MILWAUKEE (WTAQ) - Fewer Wisconsinites are filing for bankruptcy as the economy improves.
Almost 23,000 state residents sought protections in federal bankruptcy court last year. That's down by almost 10 percent from 2012, and 25 percent lower than in 2010 when the Great Recession was just starting to loosen its grip.
Three-fourths of last year's Wisconsin bankruptcy filings were under Chapter Seven, the kind that wipes out credit card, medical, and utility debts.
Milwaukee bankruptcy attorney James Miller says most of the blue collar workers who've lost their jobs or are underemployed have already filed for bankruptcy. Also, Miller says many people have reduced their credit card debt.
However, more folks are leaning on high interest payday loans, as it's become harder for them to get new credit cards.
Still, Milwaukee bankruptcy lawyer Robert Waud says business appears to be getting back to what it was before the recession.
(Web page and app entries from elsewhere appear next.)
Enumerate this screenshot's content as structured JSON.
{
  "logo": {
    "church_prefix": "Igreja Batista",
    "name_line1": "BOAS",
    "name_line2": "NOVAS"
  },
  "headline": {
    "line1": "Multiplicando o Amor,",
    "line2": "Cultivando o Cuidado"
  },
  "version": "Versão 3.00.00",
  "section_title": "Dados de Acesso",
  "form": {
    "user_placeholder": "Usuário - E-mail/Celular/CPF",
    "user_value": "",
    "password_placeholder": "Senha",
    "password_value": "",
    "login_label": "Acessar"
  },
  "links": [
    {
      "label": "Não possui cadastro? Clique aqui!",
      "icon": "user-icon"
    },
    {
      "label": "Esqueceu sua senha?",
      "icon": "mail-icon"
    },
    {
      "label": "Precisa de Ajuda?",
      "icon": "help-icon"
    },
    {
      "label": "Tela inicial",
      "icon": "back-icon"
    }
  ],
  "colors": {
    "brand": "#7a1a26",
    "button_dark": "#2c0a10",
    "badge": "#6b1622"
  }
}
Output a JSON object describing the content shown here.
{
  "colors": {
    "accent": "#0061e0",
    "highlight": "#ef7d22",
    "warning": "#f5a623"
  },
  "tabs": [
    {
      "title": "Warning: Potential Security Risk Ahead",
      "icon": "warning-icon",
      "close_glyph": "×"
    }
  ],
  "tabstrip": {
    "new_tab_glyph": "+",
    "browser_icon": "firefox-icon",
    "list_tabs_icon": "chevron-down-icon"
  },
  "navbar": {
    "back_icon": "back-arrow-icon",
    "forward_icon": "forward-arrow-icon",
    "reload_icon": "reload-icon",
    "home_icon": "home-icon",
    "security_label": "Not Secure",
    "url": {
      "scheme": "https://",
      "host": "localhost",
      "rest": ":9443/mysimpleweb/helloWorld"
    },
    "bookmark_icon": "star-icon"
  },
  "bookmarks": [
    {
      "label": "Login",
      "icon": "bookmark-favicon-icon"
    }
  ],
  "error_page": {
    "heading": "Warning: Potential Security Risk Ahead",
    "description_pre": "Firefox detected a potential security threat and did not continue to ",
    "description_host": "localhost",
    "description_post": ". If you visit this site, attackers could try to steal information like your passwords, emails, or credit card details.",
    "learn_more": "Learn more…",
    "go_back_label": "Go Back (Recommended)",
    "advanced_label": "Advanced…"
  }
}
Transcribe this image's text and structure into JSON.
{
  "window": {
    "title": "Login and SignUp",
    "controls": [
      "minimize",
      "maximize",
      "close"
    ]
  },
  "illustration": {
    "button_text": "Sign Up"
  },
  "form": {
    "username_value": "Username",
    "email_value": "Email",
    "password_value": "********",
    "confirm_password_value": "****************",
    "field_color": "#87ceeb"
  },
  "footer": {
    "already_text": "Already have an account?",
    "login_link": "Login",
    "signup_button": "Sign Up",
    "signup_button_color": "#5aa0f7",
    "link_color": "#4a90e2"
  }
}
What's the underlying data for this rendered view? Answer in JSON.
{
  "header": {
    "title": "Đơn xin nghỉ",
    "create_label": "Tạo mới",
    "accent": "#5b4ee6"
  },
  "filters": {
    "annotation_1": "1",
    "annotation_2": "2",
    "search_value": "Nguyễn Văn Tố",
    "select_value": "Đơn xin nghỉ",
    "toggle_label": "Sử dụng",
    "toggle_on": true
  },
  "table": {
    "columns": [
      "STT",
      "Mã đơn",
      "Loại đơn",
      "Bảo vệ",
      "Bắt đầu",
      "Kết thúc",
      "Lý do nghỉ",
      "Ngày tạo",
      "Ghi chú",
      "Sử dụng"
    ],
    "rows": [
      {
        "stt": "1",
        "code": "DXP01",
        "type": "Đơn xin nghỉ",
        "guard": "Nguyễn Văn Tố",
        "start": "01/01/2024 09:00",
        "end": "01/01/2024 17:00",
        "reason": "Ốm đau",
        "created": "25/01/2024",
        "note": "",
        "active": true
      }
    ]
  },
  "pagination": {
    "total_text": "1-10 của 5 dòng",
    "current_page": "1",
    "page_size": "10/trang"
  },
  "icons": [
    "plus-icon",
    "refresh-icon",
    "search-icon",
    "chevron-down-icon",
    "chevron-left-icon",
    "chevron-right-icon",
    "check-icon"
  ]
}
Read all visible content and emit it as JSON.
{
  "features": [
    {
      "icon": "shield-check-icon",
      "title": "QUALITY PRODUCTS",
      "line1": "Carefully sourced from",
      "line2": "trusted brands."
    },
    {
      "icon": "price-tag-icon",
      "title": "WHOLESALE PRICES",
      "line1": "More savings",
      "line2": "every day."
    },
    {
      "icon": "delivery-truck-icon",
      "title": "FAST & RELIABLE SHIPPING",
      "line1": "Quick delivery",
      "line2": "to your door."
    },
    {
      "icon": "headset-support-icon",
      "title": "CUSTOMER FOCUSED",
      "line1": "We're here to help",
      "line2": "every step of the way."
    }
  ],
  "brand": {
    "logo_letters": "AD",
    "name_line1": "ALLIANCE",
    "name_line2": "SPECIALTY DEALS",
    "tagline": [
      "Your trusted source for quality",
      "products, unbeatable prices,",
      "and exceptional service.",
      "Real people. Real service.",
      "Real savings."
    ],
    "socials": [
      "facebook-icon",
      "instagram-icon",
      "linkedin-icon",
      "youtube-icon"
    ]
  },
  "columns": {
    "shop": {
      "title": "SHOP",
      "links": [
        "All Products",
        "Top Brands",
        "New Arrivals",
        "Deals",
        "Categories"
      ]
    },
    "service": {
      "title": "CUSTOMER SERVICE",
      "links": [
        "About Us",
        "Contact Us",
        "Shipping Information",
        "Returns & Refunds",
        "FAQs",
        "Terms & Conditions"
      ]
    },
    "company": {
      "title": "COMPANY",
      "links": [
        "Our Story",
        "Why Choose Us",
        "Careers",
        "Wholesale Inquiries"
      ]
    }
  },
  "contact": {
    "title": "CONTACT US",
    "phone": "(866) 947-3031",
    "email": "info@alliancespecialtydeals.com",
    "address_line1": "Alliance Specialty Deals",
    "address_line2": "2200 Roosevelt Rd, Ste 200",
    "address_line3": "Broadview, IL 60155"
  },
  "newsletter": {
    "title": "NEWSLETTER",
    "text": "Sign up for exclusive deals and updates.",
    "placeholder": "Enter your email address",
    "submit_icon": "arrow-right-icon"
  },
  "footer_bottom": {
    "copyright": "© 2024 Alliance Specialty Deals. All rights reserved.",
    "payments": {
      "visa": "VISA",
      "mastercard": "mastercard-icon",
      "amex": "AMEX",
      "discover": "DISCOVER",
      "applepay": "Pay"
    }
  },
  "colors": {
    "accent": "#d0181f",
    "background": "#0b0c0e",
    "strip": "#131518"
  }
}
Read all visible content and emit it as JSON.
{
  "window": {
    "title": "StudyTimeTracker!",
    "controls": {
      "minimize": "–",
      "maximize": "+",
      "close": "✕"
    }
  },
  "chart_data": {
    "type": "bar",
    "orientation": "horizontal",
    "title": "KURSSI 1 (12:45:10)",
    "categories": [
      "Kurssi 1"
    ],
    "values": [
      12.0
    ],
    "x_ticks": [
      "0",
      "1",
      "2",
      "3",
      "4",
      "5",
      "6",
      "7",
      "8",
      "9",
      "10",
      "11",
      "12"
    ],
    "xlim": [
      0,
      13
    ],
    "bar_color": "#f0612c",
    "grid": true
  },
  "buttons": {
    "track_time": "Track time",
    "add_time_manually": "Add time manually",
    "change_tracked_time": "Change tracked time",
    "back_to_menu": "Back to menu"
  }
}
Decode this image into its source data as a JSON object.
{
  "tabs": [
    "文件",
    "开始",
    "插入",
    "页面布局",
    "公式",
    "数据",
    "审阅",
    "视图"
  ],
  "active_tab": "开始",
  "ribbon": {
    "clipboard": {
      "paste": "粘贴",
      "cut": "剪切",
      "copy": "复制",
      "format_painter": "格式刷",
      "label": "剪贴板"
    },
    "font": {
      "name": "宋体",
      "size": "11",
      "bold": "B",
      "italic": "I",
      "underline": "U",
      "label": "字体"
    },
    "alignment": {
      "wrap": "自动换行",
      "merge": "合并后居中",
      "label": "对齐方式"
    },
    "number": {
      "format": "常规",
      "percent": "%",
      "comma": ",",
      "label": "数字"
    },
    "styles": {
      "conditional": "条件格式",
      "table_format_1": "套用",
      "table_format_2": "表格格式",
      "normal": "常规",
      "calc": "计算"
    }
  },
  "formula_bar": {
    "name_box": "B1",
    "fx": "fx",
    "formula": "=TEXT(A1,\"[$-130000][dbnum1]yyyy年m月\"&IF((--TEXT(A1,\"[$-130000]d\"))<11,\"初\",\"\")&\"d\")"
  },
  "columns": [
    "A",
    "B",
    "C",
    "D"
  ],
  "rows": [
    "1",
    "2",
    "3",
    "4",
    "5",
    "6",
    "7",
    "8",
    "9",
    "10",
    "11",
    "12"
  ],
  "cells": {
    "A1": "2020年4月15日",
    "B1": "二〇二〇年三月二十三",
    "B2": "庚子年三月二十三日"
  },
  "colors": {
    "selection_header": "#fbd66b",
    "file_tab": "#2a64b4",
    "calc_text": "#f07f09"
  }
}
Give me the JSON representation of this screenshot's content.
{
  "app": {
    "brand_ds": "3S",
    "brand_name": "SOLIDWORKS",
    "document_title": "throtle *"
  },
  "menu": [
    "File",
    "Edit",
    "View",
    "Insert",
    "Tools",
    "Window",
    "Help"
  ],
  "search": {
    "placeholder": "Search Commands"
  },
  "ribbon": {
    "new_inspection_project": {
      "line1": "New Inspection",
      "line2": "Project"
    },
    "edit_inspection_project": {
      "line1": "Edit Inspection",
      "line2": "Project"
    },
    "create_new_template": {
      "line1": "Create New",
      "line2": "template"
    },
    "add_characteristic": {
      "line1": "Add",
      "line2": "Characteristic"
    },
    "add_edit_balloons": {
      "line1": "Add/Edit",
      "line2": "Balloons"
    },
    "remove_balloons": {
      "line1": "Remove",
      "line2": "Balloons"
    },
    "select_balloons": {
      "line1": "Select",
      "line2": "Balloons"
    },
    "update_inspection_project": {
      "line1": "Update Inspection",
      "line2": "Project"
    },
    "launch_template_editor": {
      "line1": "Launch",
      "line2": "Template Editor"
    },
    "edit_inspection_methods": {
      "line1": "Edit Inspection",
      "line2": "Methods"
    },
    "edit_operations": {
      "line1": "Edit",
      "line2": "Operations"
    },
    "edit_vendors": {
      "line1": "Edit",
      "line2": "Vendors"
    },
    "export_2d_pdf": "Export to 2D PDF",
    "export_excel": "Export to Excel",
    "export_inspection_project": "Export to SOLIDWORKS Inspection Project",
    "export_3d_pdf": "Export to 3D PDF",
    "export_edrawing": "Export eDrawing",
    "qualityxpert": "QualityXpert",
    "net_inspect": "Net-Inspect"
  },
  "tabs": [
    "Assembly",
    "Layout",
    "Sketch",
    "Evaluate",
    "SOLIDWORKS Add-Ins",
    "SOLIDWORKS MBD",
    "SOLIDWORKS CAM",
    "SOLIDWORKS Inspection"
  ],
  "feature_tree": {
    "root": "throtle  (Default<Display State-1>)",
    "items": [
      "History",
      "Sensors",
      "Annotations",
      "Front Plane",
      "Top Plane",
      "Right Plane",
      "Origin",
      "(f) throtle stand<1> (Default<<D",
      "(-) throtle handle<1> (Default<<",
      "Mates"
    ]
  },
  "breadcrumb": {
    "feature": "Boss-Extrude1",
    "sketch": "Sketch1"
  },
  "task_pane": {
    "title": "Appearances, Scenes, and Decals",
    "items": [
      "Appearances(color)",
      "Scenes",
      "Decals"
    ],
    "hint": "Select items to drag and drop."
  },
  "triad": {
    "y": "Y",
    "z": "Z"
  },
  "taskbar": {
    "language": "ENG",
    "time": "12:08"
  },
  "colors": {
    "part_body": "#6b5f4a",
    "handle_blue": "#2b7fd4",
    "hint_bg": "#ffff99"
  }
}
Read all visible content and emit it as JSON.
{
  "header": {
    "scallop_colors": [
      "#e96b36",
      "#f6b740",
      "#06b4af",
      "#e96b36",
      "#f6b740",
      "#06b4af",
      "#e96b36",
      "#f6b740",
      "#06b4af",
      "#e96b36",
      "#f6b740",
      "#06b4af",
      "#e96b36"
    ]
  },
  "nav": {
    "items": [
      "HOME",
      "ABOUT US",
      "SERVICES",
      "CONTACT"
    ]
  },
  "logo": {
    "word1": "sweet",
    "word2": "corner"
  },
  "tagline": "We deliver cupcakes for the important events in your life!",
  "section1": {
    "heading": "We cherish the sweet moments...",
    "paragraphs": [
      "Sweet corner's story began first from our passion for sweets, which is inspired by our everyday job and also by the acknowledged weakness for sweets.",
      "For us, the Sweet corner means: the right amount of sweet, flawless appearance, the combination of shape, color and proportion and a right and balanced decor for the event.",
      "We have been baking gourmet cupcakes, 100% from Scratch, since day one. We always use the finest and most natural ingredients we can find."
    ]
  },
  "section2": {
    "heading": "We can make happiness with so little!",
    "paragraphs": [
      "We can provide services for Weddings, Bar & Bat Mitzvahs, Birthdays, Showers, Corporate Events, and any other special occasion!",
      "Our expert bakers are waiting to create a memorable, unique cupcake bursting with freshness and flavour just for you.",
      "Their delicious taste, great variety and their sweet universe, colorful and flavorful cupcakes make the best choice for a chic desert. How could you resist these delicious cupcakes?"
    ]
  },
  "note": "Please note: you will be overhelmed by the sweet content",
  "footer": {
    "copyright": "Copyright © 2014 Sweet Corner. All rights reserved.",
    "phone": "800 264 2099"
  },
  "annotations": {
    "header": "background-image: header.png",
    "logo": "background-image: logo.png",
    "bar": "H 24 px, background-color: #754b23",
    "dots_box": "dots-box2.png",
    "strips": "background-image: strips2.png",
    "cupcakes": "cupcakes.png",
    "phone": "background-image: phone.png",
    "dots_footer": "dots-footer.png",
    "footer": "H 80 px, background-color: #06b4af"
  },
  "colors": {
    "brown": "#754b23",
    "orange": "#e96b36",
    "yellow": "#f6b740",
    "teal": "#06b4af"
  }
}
The Milwaukee Journal Sentinel says bankruptcies due to job losses are getting more historically proportionate to the other major reasons for personal bankruptcies -- major medical expenses and divorce.
Madison attorney Claire Ann Resop says lenders appear to be more willing to work with troubled borrowers than they did during the recession.
(Story courtesy of Wheeler News Service)